▼

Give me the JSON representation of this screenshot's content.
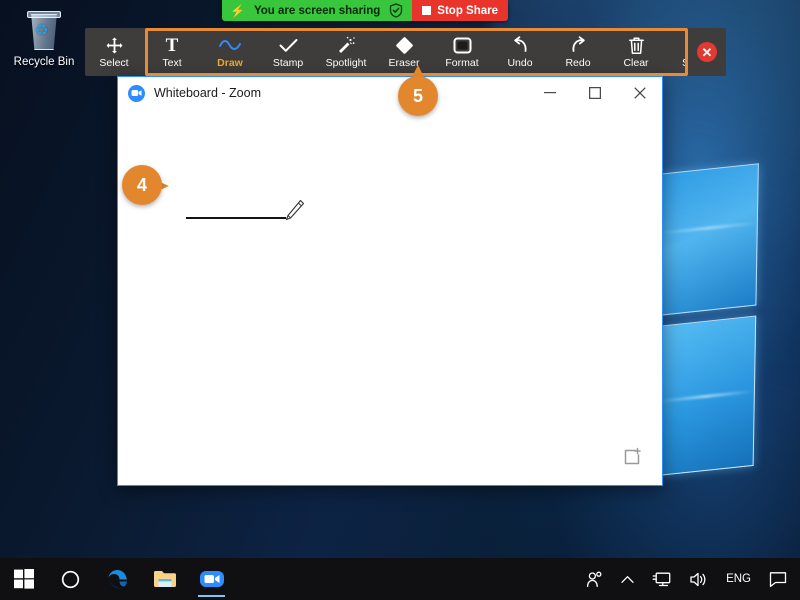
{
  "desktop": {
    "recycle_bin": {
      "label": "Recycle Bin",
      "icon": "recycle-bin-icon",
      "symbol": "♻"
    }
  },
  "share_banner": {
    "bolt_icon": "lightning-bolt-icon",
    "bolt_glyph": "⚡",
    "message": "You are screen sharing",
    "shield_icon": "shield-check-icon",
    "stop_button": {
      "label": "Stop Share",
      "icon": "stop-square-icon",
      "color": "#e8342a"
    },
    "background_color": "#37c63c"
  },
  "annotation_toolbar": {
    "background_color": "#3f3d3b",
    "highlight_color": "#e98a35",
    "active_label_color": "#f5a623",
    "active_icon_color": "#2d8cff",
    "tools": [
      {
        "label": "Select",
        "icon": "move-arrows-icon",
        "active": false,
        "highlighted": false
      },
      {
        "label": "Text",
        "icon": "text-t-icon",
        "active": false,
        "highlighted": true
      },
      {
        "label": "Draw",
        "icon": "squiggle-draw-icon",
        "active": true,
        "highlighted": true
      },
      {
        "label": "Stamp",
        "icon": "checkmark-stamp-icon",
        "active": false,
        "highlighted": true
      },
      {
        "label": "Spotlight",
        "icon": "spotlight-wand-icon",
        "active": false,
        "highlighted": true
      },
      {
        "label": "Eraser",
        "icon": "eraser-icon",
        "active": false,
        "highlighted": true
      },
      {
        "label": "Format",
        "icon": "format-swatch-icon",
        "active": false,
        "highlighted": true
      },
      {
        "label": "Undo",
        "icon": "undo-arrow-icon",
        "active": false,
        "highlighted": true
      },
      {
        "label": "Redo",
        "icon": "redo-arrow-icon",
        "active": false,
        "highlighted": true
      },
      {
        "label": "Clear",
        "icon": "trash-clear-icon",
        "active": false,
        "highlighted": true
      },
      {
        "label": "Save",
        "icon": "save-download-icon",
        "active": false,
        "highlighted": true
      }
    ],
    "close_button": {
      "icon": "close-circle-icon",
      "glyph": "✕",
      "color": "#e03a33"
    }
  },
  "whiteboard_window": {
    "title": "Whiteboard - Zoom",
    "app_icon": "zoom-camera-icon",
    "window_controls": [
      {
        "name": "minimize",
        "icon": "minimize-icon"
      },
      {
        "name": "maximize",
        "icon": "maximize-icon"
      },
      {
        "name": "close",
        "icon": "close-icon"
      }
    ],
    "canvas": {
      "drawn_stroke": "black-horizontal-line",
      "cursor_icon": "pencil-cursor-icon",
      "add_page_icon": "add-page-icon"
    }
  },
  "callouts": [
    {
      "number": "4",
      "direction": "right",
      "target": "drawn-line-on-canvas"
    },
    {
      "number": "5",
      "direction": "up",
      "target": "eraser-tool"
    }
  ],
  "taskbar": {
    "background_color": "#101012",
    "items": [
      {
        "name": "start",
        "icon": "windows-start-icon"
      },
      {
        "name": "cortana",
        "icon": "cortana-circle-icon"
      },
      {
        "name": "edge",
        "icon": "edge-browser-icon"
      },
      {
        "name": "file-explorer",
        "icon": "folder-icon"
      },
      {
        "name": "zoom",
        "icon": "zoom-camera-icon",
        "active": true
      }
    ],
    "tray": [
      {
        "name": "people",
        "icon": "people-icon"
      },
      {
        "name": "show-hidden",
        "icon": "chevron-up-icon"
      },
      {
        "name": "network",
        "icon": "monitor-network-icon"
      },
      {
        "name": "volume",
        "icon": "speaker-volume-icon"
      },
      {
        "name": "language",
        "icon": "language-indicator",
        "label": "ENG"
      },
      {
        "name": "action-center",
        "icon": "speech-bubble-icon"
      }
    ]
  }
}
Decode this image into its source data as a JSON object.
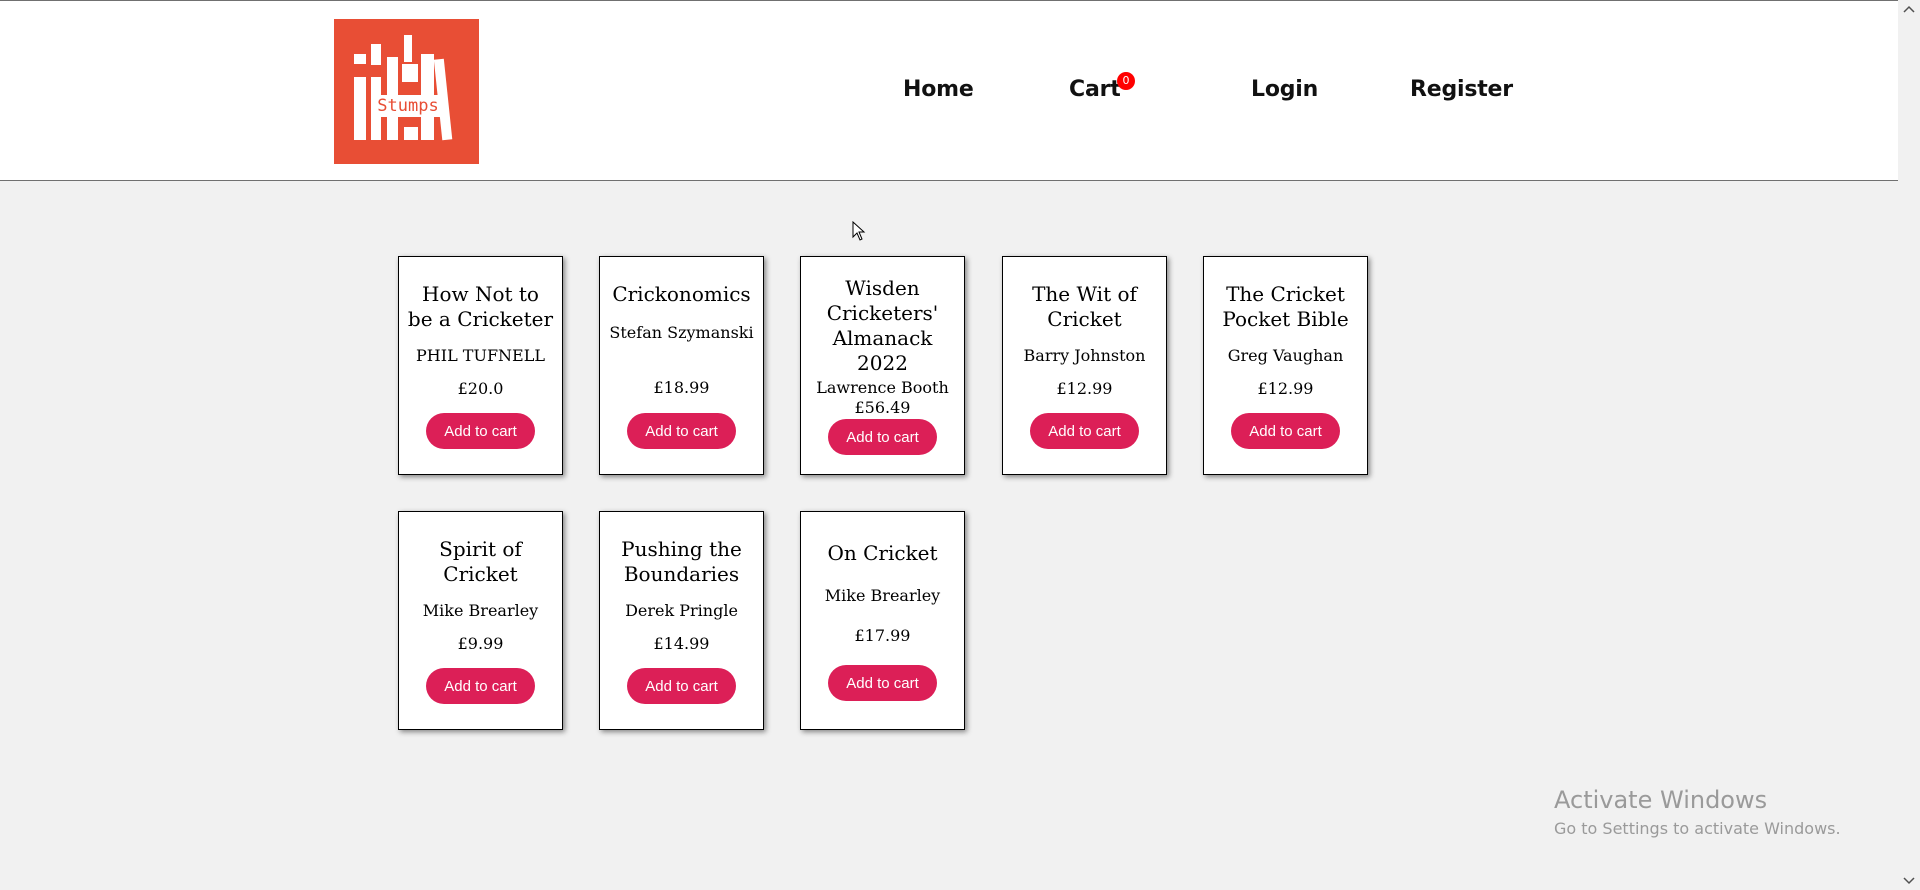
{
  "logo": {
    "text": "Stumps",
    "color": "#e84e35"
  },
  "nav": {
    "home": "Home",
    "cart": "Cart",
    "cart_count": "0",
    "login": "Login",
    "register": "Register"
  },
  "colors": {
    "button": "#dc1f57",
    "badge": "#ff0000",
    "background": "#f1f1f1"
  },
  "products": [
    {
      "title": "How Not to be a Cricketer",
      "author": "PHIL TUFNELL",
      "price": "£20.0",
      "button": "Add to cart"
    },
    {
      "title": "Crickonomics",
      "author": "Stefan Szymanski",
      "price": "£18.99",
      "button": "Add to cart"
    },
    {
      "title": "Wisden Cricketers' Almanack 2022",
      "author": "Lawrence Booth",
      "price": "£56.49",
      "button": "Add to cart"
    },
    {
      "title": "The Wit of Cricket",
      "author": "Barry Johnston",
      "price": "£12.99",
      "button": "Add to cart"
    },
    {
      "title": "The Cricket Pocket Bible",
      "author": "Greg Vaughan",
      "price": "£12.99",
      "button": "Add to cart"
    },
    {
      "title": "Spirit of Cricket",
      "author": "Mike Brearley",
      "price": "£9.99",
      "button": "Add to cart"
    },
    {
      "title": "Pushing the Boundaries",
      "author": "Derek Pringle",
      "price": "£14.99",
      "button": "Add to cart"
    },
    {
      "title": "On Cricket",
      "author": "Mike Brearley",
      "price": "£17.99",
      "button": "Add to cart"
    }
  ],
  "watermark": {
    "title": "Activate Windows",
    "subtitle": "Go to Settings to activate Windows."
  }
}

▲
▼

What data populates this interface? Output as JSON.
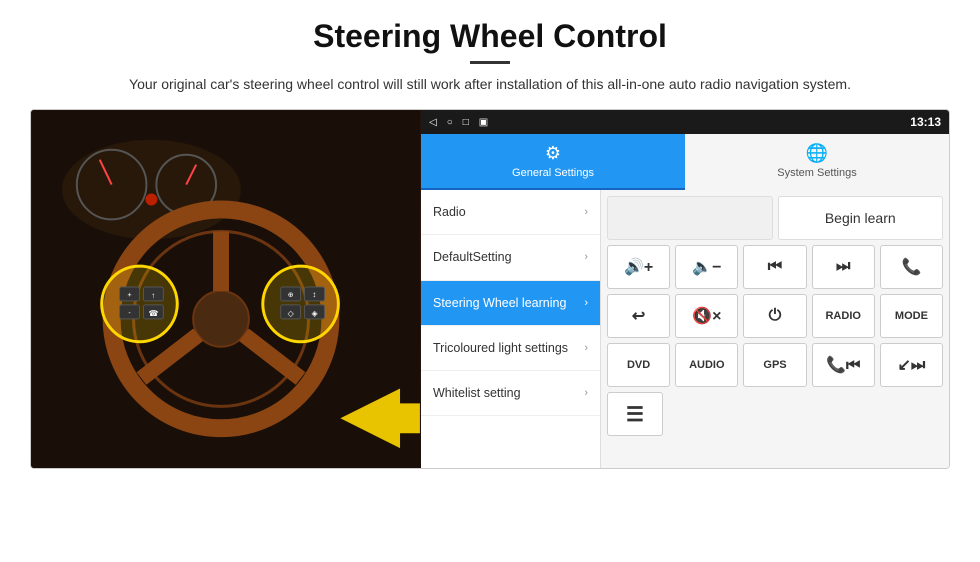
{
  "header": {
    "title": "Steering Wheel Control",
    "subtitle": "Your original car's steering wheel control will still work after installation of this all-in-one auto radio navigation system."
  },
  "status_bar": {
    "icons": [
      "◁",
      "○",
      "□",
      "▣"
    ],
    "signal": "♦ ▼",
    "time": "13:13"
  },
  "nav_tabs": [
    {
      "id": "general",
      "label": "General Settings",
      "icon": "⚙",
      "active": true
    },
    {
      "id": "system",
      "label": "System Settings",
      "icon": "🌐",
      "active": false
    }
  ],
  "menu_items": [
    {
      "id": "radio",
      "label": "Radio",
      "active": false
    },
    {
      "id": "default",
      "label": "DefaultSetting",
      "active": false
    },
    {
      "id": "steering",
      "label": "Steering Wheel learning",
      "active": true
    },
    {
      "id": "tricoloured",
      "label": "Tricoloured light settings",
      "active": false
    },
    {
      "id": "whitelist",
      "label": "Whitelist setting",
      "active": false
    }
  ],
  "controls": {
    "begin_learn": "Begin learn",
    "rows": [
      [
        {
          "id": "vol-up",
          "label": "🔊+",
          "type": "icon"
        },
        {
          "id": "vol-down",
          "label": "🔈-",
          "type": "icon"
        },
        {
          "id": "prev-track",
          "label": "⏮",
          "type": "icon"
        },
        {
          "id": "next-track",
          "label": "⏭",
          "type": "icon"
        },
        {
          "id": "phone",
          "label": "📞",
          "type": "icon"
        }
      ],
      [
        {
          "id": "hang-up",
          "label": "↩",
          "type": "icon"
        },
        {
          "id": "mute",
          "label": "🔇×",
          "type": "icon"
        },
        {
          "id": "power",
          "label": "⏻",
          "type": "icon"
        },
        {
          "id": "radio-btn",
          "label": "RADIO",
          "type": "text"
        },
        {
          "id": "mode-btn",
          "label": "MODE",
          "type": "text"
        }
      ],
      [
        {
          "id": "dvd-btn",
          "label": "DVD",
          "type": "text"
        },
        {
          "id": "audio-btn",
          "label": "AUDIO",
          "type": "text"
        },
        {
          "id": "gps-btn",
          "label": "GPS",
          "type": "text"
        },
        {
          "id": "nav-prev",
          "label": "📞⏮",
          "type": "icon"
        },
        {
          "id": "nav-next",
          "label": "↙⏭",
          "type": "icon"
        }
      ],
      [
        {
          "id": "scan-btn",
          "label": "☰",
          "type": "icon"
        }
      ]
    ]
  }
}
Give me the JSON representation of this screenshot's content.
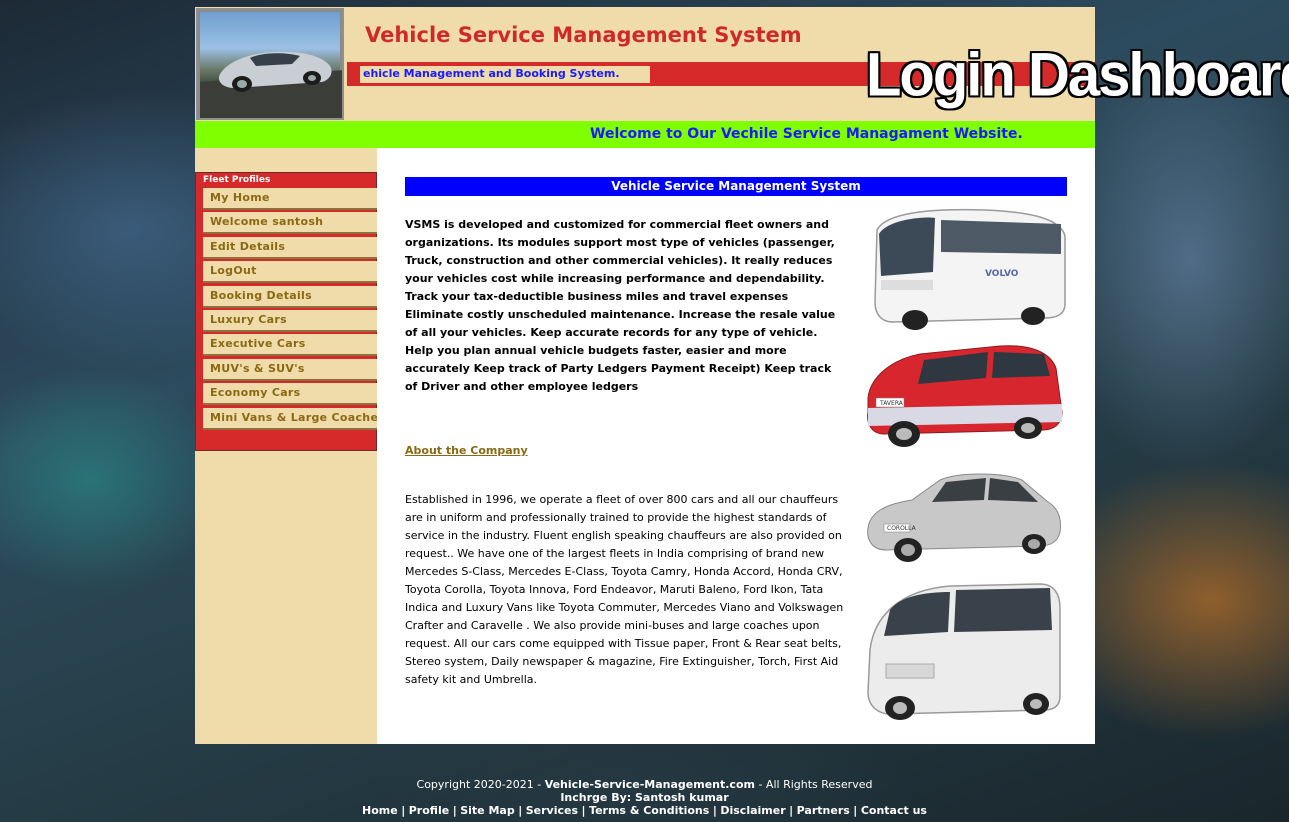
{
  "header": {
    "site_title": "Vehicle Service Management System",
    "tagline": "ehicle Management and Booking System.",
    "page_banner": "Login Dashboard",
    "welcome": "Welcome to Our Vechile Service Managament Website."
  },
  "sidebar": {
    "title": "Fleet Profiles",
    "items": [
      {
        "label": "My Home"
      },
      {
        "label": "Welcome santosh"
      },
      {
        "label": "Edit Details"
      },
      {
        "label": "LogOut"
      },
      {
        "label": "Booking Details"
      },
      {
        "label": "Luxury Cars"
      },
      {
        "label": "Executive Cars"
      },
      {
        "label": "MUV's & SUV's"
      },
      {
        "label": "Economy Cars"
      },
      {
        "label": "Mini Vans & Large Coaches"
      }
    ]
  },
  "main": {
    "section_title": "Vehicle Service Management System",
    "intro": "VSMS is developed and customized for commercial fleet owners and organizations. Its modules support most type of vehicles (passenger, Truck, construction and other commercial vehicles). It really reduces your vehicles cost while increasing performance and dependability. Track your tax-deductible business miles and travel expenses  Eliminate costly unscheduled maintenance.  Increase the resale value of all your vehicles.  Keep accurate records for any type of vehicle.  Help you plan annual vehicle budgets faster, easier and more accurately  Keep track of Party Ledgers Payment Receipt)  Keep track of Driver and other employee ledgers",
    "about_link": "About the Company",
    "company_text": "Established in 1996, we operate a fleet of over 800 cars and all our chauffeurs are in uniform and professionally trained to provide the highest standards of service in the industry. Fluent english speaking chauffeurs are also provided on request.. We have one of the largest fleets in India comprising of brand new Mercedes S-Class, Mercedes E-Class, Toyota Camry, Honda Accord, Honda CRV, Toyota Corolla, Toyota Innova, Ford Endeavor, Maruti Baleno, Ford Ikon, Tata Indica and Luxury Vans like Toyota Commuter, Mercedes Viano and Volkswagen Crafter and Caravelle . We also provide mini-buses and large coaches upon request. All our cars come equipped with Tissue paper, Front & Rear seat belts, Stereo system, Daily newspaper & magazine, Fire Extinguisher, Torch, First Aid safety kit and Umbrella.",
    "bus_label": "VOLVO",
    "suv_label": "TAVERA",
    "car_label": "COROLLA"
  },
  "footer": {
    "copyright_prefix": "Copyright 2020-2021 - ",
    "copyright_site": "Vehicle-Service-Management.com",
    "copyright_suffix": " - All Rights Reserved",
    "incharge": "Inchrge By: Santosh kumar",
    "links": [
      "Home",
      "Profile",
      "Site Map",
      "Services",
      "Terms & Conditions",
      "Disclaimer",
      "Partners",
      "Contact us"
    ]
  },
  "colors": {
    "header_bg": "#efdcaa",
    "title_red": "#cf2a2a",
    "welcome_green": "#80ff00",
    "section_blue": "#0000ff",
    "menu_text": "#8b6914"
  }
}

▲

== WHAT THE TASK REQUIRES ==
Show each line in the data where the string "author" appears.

== EXERCISE ANSWER ==
      "author": "PHIL TUFNELL",
      "author": "Stefan Szymanski",
      "author": "Lawrence Booth",
      "author": "Barry Johnston",
      "author": "Greg Vaughan",
      "author": "Mike Brearley",
      "author": "Derek Pringle",
      "author": "Mike Brearley",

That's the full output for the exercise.